## Exercise details
Those lines of the records that contain "Couleur" are to be located and copied.

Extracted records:
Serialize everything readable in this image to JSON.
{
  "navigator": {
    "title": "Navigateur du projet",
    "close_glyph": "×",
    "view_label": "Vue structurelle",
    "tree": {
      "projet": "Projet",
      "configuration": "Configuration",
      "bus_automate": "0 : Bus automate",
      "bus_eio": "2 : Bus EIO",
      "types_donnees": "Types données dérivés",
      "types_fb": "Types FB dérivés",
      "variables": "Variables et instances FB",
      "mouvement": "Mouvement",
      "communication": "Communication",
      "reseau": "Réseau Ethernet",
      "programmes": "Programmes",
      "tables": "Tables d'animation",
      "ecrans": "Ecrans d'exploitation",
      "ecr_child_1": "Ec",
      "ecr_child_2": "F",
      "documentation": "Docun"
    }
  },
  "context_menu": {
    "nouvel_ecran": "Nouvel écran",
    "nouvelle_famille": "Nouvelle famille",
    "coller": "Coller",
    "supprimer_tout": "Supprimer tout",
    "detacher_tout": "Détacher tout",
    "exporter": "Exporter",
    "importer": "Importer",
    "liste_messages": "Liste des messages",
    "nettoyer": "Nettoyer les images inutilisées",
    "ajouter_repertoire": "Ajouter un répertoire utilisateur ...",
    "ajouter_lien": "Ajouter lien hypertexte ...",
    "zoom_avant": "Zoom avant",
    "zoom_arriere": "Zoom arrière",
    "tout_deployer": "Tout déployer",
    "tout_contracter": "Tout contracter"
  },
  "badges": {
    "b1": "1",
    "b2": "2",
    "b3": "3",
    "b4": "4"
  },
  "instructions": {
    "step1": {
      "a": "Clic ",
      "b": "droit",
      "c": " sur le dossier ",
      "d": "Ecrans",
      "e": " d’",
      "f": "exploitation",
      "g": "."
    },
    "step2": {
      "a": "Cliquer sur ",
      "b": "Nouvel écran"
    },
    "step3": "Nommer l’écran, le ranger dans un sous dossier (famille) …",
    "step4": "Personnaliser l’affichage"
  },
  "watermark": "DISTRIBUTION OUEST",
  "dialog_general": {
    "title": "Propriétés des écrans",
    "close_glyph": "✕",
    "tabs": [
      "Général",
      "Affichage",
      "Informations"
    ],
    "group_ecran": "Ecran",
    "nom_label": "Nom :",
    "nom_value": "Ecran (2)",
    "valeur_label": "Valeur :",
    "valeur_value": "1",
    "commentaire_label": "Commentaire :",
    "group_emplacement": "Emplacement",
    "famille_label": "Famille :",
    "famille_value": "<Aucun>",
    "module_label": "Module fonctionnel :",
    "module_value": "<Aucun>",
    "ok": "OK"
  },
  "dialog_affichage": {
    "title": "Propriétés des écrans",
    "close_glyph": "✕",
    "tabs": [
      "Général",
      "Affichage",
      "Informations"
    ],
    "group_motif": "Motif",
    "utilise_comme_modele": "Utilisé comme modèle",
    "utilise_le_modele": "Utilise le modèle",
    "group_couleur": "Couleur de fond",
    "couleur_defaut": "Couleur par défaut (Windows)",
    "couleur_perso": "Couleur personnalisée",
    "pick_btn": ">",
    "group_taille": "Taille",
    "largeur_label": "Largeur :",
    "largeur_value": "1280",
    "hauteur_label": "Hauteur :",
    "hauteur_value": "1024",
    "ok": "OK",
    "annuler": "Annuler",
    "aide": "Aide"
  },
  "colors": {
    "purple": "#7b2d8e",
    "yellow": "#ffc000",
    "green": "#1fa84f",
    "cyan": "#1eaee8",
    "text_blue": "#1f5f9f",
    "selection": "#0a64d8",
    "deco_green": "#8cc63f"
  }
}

## Finished exercise
    "group_couleur": "Couleur de fond",
    "couleur_defaut": "Couleur par défaut (Windows)",
    "couleur_perso": "Couleur personnalisée",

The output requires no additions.